Entries from a dataset of interfaces:
────────────────────

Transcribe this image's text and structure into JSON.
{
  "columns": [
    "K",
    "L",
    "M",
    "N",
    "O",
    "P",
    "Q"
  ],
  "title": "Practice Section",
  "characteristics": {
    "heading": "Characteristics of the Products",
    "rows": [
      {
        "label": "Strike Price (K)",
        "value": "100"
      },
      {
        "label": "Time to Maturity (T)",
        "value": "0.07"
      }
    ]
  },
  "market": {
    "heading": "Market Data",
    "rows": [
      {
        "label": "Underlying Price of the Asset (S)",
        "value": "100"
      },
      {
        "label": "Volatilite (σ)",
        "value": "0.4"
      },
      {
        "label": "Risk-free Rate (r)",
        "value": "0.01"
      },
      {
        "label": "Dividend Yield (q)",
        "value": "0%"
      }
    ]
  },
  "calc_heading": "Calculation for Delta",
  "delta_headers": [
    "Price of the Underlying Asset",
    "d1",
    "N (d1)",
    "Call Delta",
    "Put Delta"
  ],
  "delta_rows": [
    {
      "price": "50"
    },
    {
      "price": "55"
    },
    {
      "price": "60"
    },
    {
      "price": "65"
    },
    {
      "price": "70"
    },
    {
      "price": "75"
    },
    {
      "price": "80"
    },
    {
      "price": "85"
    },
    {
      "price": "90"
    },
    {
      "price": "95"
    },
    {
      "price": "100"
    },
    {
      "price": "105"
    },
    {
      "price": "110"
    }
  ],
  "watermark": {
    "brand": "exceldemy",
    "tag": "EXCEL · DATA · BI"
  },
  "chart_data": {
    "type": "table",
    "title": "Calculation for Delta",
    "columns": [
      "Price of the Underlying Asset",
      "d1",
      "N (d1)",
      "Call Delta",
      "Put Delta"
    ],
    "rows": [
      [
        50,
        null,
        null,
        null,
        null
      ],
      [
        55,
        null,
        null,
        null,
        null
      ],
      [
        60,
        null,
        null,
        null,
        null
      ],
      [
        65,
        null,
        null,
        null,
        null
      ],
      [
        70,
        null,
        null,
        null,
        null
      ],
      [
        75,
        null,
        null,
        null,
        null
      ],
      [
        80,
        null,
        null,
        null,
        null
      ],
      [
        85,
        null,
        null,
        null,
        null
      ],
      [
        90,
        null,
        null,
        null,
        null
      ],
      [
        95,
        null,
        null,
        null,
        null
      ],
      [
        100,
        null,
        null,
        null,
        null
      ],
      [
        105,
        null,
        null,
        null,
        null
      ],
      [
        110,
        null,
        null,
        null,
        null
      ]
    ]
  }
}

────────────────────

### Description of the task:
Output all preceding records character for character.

### Answer space:
Transcribe this image's text and structure into JSON.
{
  "columns": [
    "K",
    "L",
    "M",
    "N",
    "O",
    "P",
    "Q"
  ],
  "title": "Practice Section",
  "characteristics": {
    "heading": "Characteristics of the Products",
    "rows": [
      {
        "label": "Strike Price (K)",
        "value": "100"
      },
      {
        "label": "Time to Maturity (T)",
        "value": "0.07"
      }
    ]
  },
  "market": {
    "heading": "Market Data",
    "rows": [
      {
        "label": "Underlying Price of the Asset (S)",
        "value": "100"
      },
      {
        "label": "Volatilite (σ)",
        "value": "0.4"
      },
      {
        "label": "Risk-free Rate (r)",
        "value": "0.01"
      },
      {
        "label": "Dividend Yield (q)",
        "value": "0%"
      }
    ]
  },
  "calc_heading": "Calculation for Delta",
  "delta_headers": [
    "Price of the Underlying Asset",
    "d1",
    "N (d1)",
    "Call Delta",
    "Put Delta"
  ],
  "delta_rows": [
    {
      "price": "50"
    },
    {
      "price": "55"
    },
    {
      "price": "60"
    },
    {
      "price": "65"
    },
    {
      "price": "70"
    },
    {
      "price": "75"
    },
    {
      "price": "80"
    },
    {
      "price": "85"
    },
    {
      "price": "90"
    },
    {
      "price": "95"
    },
    {
      "price": "100"
    },
    {
      "price": "105"
    },
    {
      "price": "110"
    }
  ],
  "watermark": {
    "brand": "exceldemy",
    "tag": "EXCEL · DATA · BI"
  },
  "chart_data": {
    "type": "table",
    "title": "Calculation for Delta",
    "columns": [
      "Price of the Underlying Asset",
      "d1",
      "N (d1)",
      "Call Delta",
      "Put Delta"
    ],
    "rows": [
      [
        50,
        null,
        null,
        null,
        null
      ],
      [
        55,
        null,
        null,
        null,
        null
      ],
      [
        60,
        null,
        null,
        null,
        null
      ],
      [
        65,
        null,
        null,
        null,
        null
      ],
      [
        70,
        null,
        null,
        null,
        null
      ],
      [
        75,
        null,
        null,
        null,
        null
      ],
      [
        80,
        null,
        null,
        null,
        null
      ],
      [
        85,
        null,
        null,
        null,
        null
      ],
      [
        90,
        null,
        null,
        null,
        null
      ],
      [
        95,
        null,
        null,
        null,
        null
      ],
      [
        100,
        null,
        null,
        null,
        null
      ],
      [
        105,
        null,
        null,
        null,
        null
      ],
      [
        110,
        null,
        null,
        null,
        null
      ]
    ]
  }
}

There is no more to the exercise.